_The task_: Within the data that follows, how many lines contain the word "CIVIL"? Reply with only the number.

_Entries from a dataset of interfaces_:
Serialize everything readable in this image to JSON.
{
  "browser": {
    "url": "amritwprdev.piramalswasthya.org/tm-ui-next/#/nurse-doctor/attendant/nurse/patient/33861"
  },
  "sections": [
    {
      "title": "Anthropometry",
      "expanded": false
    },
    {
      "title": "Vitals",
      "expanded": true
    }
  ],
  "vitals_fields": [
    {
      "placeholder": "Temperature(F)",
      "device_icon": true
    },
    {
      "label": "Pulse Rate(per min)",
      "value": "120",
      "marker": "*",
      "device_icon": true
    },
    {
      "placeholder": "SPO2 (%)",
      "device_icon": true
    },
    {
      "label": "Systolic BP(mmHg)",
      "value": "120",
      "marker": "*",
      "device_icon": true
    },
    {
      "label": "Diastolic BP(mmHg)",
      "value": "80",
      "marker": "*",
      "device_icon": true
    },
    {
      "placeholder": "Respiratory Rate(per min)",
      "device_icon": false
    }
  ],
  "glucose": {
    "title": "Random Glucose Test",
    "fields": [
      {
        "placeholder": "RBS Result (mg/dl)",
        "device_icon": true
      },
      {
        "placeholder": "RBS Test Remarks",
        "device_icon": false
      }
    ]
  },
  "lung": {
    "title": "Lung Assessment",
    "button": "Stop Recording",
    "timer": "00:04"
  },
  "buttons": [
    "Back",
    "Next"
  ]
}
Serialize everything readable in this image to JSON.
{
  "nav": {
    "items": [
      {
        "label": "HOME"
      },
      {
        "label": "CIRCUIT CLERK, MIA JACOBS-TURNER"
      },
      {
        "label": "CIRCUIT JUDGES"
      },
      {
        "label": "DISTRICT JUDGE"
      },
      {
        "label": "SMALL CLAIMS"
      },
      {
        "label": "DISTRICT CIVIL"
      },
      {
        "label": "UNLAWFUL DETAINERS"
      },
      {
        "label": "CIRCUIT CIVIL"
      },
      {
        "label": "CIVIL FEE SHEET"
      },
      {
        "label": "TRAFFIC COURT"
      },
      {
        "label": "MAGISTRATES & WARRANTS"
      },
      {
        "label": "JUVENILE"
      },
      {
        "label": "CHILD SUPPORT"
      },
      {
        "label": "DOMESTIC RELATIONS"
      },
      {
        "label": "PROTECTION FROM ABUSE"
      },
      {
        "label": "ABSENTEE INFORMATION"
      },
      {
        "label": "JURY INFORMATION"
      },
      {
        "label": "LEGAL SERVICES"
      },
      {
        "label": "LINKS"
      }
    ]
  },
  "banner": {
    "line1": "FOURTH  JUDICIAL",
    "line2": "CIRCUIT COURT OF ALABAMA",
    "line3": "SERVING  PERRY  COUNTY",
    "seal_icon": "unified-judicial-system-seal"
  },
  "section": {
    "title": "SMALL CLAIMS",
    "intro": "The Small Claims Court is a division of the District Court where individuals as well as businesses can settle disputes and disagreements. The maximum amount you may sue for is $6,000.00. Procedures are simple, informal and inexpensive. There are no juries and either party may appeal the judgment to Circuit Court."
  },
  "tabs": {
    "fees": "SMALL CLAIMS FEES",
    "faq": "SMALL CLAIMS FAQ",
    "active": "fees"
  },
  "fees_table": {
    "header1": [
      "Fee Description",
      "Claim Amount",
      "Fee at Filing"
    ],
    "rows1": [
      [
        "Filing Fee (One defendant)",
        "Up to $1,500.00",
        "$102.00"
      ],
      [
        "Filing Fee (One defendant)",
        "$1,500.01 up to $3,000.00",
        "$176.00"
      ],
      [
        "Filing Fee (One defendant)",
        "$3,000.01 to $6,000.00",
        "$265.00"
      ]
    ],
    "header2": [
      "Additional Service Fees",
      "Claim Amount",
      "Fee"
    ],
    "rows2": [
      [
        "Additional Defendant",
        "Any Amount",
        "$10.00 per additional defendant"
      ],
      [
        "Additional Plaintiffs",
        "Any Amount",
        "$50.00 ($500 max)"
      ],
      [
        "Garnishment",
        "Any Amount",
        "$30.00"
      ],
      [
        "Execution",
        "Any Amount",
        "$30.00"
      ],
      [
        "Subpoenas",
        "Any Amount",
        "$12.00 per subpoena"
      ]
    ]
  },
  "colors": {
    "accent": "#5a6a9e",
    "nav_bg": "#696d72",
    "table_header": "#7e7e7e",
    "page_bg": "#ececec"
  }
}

_Result of this task_: 3